# Provided data
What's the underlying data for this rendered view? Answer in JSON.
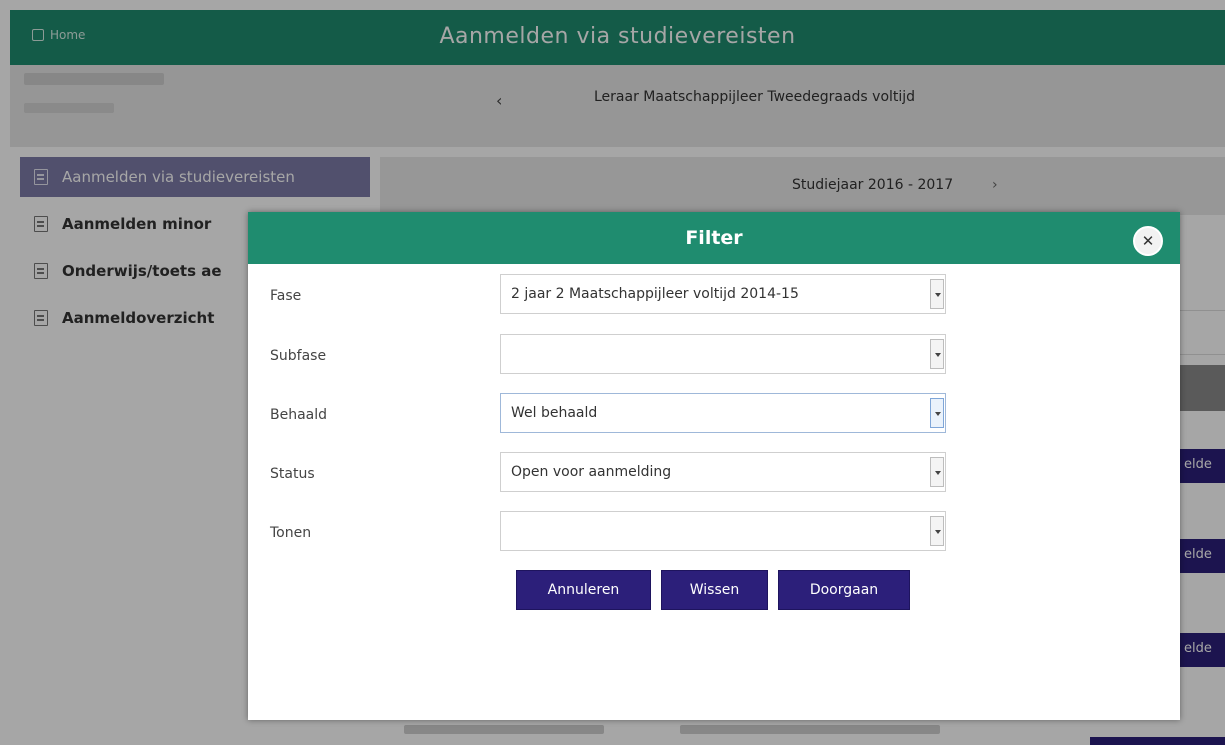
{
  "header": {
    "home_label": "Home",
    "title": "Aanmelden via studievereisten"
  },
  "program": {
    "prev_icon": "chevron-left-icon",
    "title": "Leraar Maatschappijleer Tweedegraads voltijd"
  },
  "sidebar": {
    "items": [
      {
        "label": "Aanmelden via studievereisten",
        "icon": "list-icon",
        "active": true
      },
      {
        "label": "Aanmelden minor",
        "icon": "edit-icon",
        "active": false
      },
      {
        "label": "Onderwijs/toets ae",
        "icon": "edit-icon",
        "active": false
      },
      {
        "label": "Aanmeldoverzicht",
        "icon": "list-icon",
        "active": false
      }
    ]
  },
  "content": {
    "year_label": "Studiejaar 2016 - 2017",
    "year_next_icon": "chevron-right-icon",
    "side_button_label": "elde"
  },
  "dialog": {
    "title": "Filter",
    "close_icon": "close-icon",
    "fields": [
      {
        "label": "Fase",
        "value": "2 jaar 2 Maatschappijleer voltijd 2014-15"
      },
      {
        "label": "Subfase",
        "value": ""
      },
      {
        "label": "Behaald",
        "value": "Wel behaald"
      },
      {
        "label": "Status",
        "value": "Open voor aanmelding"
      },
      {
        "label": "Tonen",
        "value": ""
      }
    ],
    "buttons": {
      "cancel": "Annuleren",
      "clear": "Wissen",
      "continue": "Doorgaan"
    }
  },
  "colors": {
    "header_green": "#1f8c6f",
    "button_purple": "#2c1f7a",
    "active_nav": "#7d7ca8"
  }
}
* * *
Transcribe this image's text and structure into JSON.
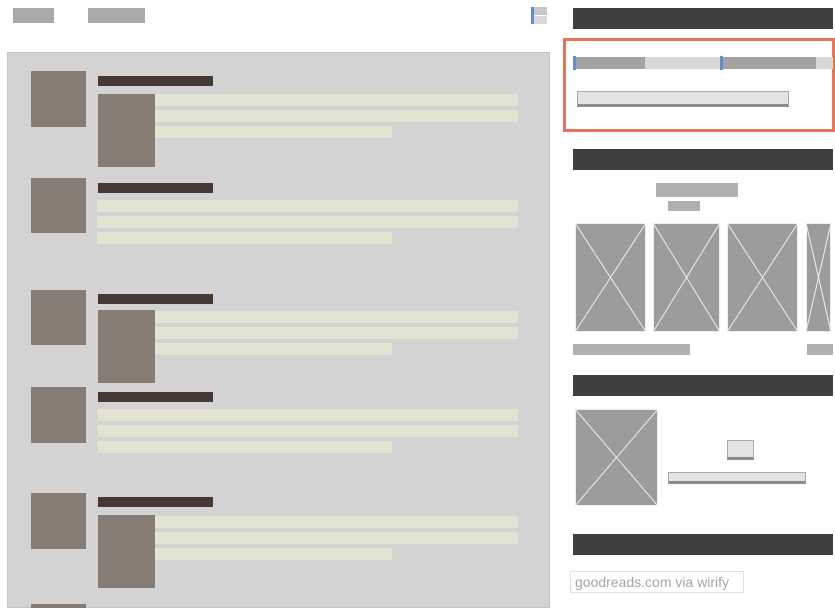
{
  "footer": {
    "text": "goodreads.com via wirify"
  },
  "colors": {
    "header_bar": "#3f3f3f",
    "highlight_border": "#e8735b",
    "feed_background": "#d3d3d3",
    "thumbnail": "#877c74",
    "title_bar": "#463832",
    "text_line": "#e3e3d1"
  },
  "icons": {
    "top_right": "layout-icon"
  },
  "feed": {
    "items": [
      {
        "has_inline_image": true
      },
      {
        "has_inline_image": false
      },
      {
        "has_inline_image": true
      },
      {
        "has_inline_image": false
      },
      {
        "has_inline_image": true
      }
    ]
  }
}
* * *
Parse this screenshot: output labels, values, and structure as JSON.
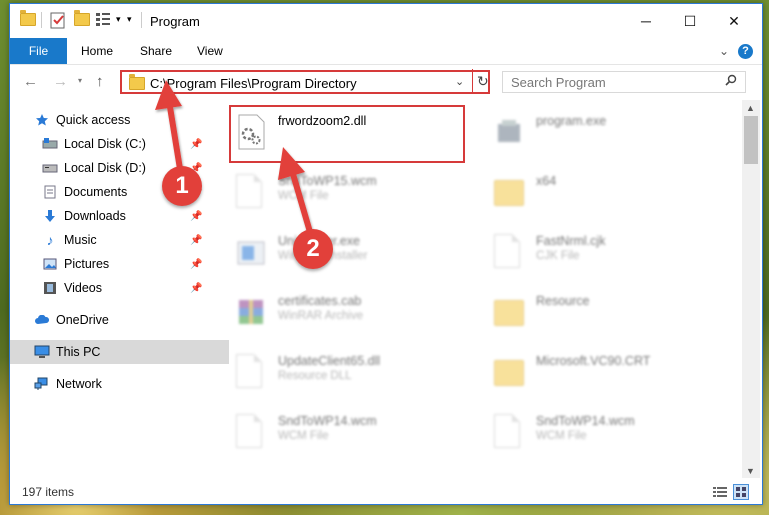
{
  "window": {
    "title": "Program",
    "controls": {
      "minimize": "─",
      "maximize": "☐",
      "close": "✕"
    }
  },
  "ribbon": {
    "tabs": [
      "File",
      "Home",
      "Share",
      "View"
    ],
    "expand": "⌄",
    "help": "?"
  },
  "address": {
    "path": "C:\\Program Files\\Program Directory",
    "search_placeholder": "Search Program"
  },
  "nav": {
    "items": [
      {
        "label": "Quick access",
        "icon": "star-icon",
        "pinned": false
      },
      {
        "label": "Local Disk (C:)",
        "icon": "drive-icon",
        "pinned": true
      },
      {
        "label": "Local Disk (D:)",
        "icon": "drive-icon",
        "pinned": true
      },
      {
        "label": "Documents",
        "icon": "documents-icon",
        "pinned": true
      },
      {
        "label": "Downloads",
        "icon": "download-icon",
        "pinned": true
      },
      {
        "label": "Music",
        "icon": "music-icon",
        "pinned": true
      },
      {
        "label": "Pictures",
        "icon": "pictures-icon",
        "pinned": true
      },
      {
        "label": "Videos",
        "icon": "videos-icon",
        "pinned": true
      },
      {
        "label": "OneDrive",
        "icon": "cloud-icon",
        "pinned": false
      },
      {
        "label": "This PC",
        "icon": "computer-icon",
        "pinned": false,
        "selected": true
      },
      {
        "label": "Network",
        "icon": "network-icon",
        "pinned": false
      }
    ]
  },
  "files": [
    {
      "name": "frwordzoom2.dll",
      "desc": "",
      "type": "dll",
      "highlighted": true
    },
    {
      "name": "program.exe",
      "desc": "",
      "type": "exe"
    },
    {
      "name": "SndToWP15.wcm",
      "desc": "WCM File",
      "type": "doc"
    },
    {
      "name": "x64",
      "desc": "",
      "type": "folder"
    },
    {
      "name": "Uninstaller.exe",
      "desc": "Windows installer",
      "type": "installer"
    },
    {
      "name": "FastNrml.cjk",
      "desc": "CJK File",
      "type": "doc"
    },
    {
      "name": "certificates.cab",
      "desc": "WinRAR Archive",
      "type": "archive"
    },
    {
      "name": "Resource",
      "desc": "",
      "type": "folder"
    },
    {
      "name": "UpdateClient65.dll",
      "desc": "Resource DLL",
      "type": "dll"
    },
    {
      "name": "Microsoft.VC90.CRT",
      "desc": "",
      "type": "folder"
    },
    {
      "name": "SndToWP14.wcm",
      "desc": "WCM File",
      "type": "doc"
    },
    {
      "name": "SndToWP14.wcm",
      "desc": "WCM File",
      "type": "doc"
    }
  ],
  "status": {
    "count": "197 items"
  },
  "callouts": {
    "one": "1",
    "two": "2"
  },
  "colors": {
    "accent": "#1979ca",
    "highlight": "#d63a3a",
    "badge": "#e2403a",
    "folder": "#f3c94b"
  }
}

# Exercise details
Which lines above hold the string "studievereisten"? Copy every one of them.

# Response box
    "title": "Aanmelden via studievereisten"
        "label": "Aanmelden via studievereisten",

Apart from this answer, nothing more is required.